Thousands of people gathered for a rally in Ankara on 11 October to mourn nearly 100 victims killed a day earlier in the worst terrorist attack in Turkey's modern history.

The rally took place at midday in the heart of the capital city of Turkey to condemn the twin suicide bombings that claimed at least 95 lives at Ankara train station. The casualty count is expected to rise as dozens of victims remain in intensive care. The mourners attempted to lay carnations at the scene of the attacks to pay tribute to the victims, but were blocked by police forces.

They marched throughout the day very close to the scene and once chanted anti-government slogans. Some targeted the Turkish President Recep Tayyip Erdogan directly with their chants–- calling him a "thief and a murderer". Many of the young demonstrators appeared full of rage.

"Many young people from all across Turkey have begun to lose their faith in seeking democracy in a peaceful manner. Many people in Turkey, be it young, female, male - have started searching for other ways to continue their struggle. If the perpetrators continue attacking us – unfortunately, they will be facing violence in return," said a protester named Kaan Dinc, a union member who participated in the peace rally.

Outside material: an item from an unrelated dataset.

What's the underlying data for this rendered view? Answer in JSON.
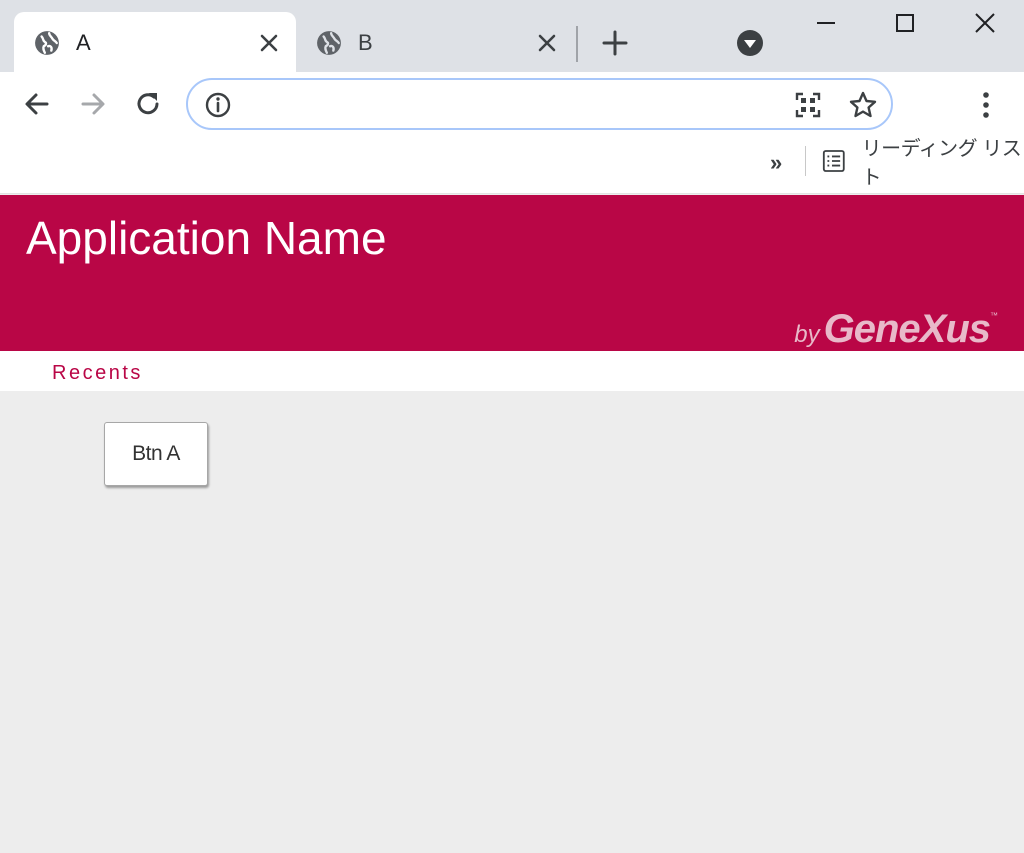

Despite palpable tension within the crowd and aside from momentary scuffles, no clashes broke out with police forces – who were standing by with water cannons and gas masks at the ready. In tears and despair, the crowd then paid their respects to relatives of the victims, in ceremonies that took place prior to funerals.

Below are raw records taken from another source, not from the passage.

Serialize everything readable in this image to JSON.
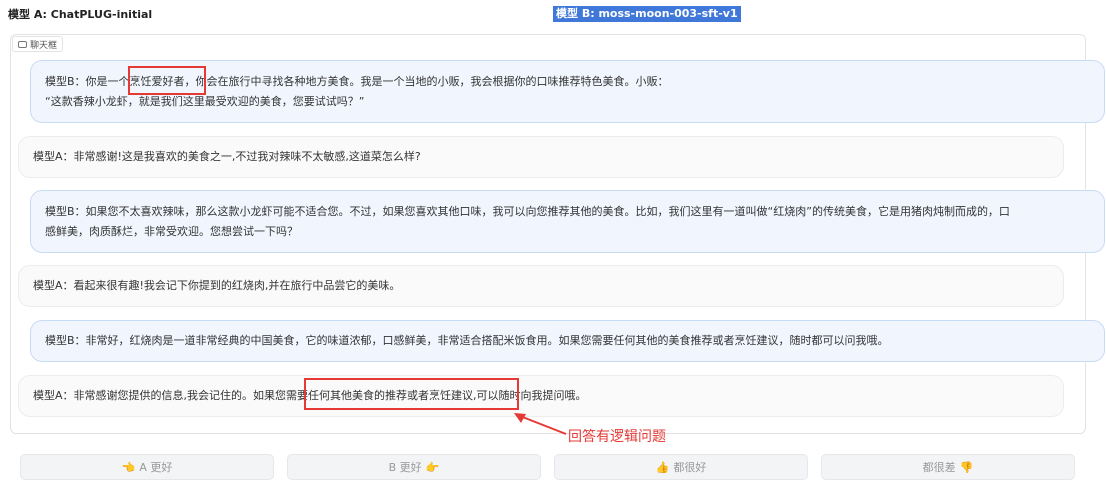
{
  "header": {
    "model_a": "模型 A: ChatPLUG-initial",
    "model_b": "模型 B: moss-moon-003-sft-v1"
  },
  "chatbox": {
    "label": "聊天框"
  },
  "messages": [
    {
      "role": "B",
      "lines": [
        "模型B：你是一个烹饪爱好者，你会在旅行中寻找各种地方美食。我是一个当地的小贩，我会根据你的口味推荐特色美食。小贩：",
        "“这款香辣小龙虾，就是我们这里最受欢迎的美食，您要试试吗？”"
      ]
    },
    {
      "role": "A",
      "lines": [
        "模型A：非常感谢!这是我喜欢的美食之一,不过我对辣味不太敏感,这道菜怎么样?"
      ]
    },
    {
      "role": "B",
      "lines": [
        "模型B：如果您不太喜欢辣味，那么这款小龙虾可能不适合您。不过，如果您喜欢其他口味，我可以向您推荐其他的美食。比如，我们这里有一道叫做“红烧肉”的传统美食，它是用猪肉炖制而成的，口",
        "感鲜美，肉质酥烂，非常受欢迎。您想尝试一下吗？"
      ]
    },
    {
      "role": "A",
      "lines": [
        "模型A：看起来很有趣!我会记下你提到的红烧肉,并在旅行中品尝它的美味。"
      ]
    },
    {
      "role": "B",
      "lines": [
        "模型B：非常好，红烧肉是一道非常经典的中国美食，它的味道浓郁，口感鲜美，非常适合搭配米饭食用。如果您需要任何其他的美食推荐或者烹饪建议，随时都可以问我哦。"
      ]
    },
    {
      "role": "A",
      "lines": [
        "模型A：非常感谢您提供的信息,我会记住的。如果您需要任何其他美食的推荐或者烹饪建议,可以随时向我提问哦。"
      ]
    }
  ],
  "annotation": {
    "text": "回答有逻辑问题"
  },
  "votes": [
    {
      "icon": "👈",
      "label": "A 更好",
      "icon_pos": "before"
    },
    {
      "icon": "👉",
      "label": "B 更好",
      "icon_pos": "after"
    },
    {
      "icon": "👍",
      "label": "都很好",
      "icon_pos": "before"
    },
    {
      "icon": "👎",
      "label": "都很差",
      "icon_pos": "after"
    }
  ],
  "colors": {
    "highlight": "#e53935",
    "selection": "#3f78d8"
  }
}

The pro-Kurdish People's Democratic Party leader Selahattin Demirtas was on site, trying to comfort the families. Demirtas has openly blamed the government for the attacks. He predicted the consequence would not be one of violent revenge, but rather a rising up carried out at ballot boxes in parliamentary elections on 1 November.